I have never understood why I am not simply seen as human, which is the way I see people. To me, being human — literally and figuratively — is, arguably, the greatest equalizer of them all. In the Torah/Old Testament, there is a phrase that has always summed it up for me: B’tzelem Elohim. It means “in the image of God,” and it refers to all creation. That should be enough for any of us. For all of us to be able to see our individual designs as beautiful. And as godlike. But sadly, for some — really for most — it is not.
In my life, I have found there are truths many people do not want to hear. I have been told that the stories of my life could not or did not happen. No one wants to think racism and intolerance exist among people who know so well — too well — what it feels like to be discriminated against. Jews and black people certainly know. And should know better.
For many, identity is literally a black-and-white matter. For those of us who live in the gorgeous places in between, we must choose how to manage what comes when we are “othered” by … others.
This is the story of how I have come to know who I am when faced with exactly this, and I know the choice is mine.

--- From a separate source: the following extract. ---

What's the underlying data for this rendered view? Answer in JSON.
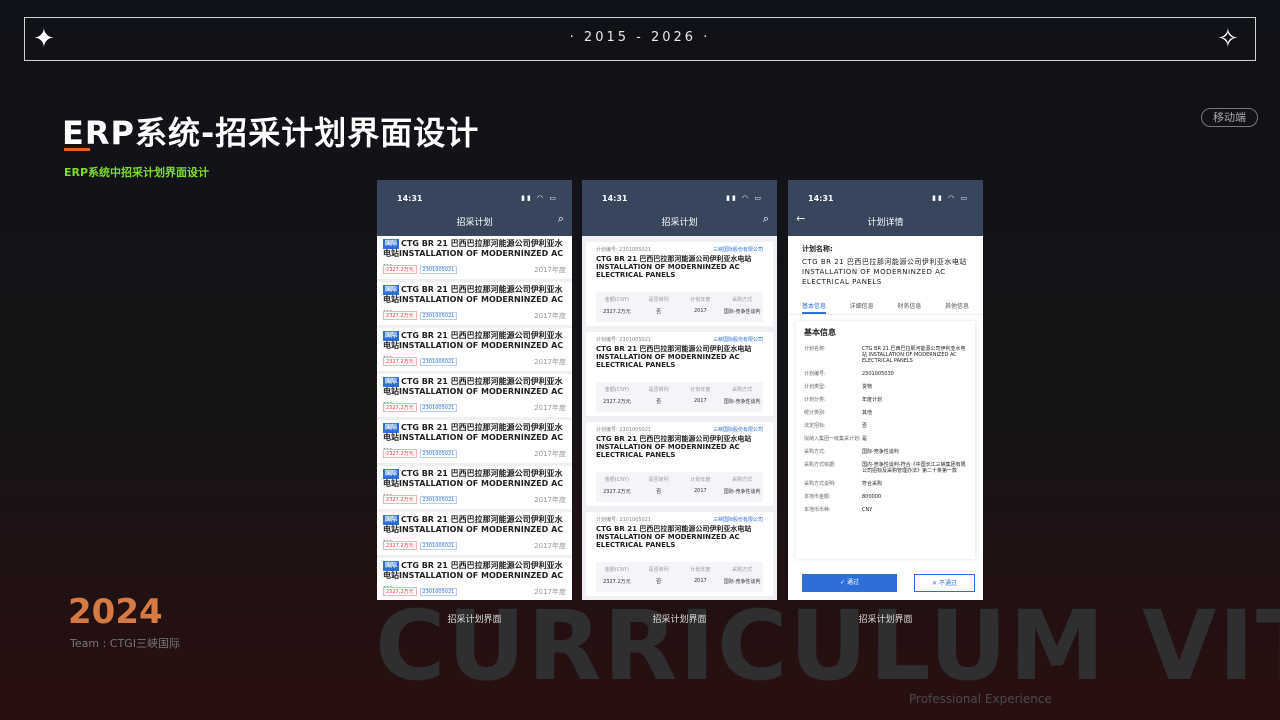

And mine alone. It is because of everything I have ever experienced, and the fact that I exist in this unique form, that I am able to choose as I do. And not despite it.
And, for me, the choice is always love.
Marra B. Gad is an independent film and television producer based in Los Angeles and holds a master’s degree in modern Jewish history from Baltimore Hebrew Institute at Towson University.